Glory girls play for great cause

The Perth Glory Women will help to raise awareness about Breast Cancer when they tackle the Newcastle Jets in the final round of matches in the Westfield W-League this Sunday at Members Equity Stadium.

The Perth Glory Women will help to raise awareness about Breast Cancer when they tackle the Newcastle Jets in the final round of matches in the Westfield W-League this Sunday at Members Equity Stadium.

It is a cause close to the hearts of the Glory players, with midfield dynamo Dani Calautti recently seeing her mother Teresa pass away after a protracted battle with the illness last month.

The Glory, in conjunction with Football West and the National Breast Cancer Foundation (NBCF) has teamed up to raise awareness and money in the fight to combat the most common cancer among women in Australia.

Glory players and volunteers will be selling pink ribbons, wristbands and shoelaces before the match and both teams have agreed to wear pink armbands during the big clash.
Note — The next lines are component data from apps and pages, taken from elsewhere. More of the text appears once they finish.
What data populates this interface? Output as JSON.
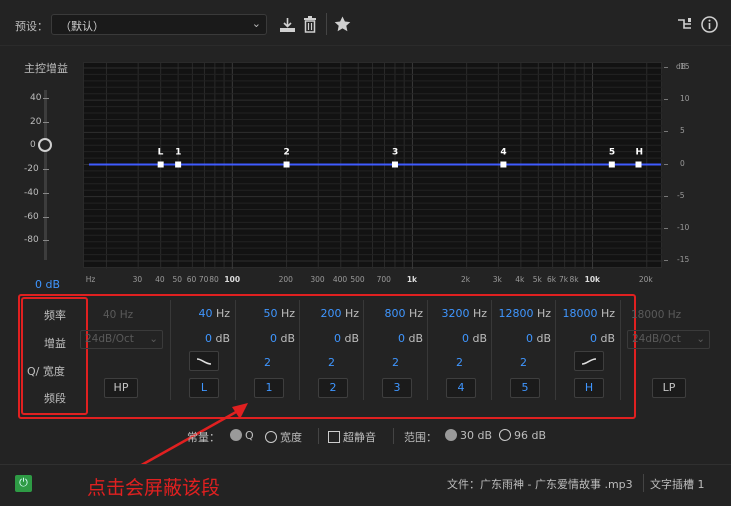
{
  "header": {
    "preset_label": "预设：",
    "preset_value": "（默认）",
    "icons": [
      "download-icon",
      "trash-icon",
      "star-icon",
      "routing-icon",
      "info-icon"
    ]
  },
  "master_gain": {
    "label": "主控增益",
    "ticks": [
      "40",
      "20",
      "0",
      "-20",
      "-40",
      "-60",
      "-80"
    ],
    "value": "0 dB"
  },
  "graph": {
    "db_unit": "dB",
    "db_ticks": [
      "15",
      "10",
      "5",
      "0",
      "-5",
      "-10",
      "-15"
    ],
    "freq_ticks": [
      "Hz",
      "30",
      "40",
      "50",
      "60",
      "70",
      "80",
      "100",
      "200",
      "300",
      "400",
      "500",
      "700",
      "1k",
      "2k",
      "3k",
      "4k",
      "5k",
      "6k",
      "7k",
      "8k",
      "10k",
      "20k"
    ],
    "points": [
      {
        "label": "L",
        "freq_hz": 40,
        "gain_db": 0
      },
      {
        "label": "1",
        "freq_hz": 50,
        "gain_db": 0
      },
      {
        "label": "2",
        "freq_hz": 200,
        "gain_db": 0
      },
      {
        "label": "3",
        "freq_hz": 800,
        "gain_db": 0
      },
      {
        "label": "4",
        "freq_hz": 3200,
        "gain_db": 0
      },
      {
        "label": "5",
        "freq_hz": 12800,
        "gain_db": 0
      },
      {
        "label": "H",
        "freq_hz": 18000,
        "gain_db": 0
      }
    ]
  },
  "bands": {
    "row_labels": {
      "freq": "频率",
      "gain": "增益",
      "q": "Q/ 宽度",
      "band": "频段"
    },
    "hp": {
      "freq": "40 Hz",
      "slope": "24dB/Oct",
      "button": "HP"
    },
    "lp": {
      "freq": "18000 Hz",
      "slope": "24dB/Oct",
      "button": "LP"
    },
    "items": [
      {
        "freq": "40",
        "gain": "0",
        "q": "",
        "button": "L"
      },
      {
        "freq": "50",
        "gain": "0",
        "q": "2",
        "button": "1"
      },
      {
        "freq": "200",
        "gain": "0",
        "q": "2",
        "button": "2"
      },
      {
        "freq": "800",
        "gain": "0",
        "q": "2",
        "button": "3"
      },
      {
        "freq": "3200",
        "gain": "0",
        "q": "2",
        "button": "4"
      },
      {
        "freq": "12800",
        "gain": "0",
        "q": "2",
        "button": "5"
      },
      {
        "freq": "18000",
        "gain": "0",
        "q": "",
        "button": "H"
      }
    ],
    "freq_unit": "Hz",
    "gain_unit": "dB"
  },
  "options": {
    "constant_label": "常量：",
    "q_label": "Q",
    "width_label": "宽度",
    "ultra_mute_label": "超静音",
    "range_label": "范围：",
    "range_30": "30 dB",
    "range_96": "96 dB"
  },
  "status": {
    "file": "文件：广东雨神 - 广东爱情故事 .mp3",
    "slot": "文字插槽 1"
  },
  "annotation": "点击会屏蔽该段",
  "colors": {
    "accent": "#3f96ff",
    "annotation": "#e02020",
    "curve": "#3f5bff"
  }
}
All money raised during the day will go directly to the NBCF.

“It-s great that the team and all the supporters will be supporting the foundation (NBCF) for our last match, and hopefully we can help to raise a lot of money and awareness for Breast Cancer,” said Glory player Dani Calautti.

“Breast Cancer has affected my family personally, as it has many other families, and the NBCF needs all the support it can get. I hope all the football family can come out on the 28th (December) to not only watch the Glory girls have a win over the Jets but also support the foundation” she said.

About the National Breast Cancer Foundation

The NBCF is the leading community-funded national organisation in Australia raising money for research into the prevention, detection and treatment of breast cancer.

Since the NBCF was established in 1994, over $48 million has been awarded to Australian-based researchers across every state and territory to improve the health and wellbeing of those affected by breast cancer.

Breast Cancer Fast Facts

Breast cancer is the most common cancer among women in Australia, with more than 13,500 new cases expected this year - new diagnoses are also expected in 95 men.

One in 8 women will be diagnosed with the disease by the age of 85.

More than 2,640 women will die from the disease in a single year- making it the leading cause of cancer-related death in females.

Despite the substantial loss of life, prospects for survival are better than ever. In the last decade, deaths from breast cancer have decreased by approximately 22%.

Early detection is the best method for reducing deaths from breast cancer.

Survivors often encounter problems ranging from physical limitations to psychosocial difficulties following diagnosis and treatment. These issues are now emerging as new targets for researchers.

Getting older is the most common risk factor: about 13% of new cases are among women aged 20-44, 61% in women aged 45-69 and 26% among women over 70. Women of all ages need to understand the importance of finding and treating breast cancer early.

MATCH DETAILS Sunday 28 December Perth Glory v Newcastle Jets Members Equity Stadium Local kick off 4.00pm (6.00pm AEDT)

Tickets: $5, U16-s Free

Merchandise available at the game: Pink Ribbons: $2 Wristbands: $3 Shoelaces: $2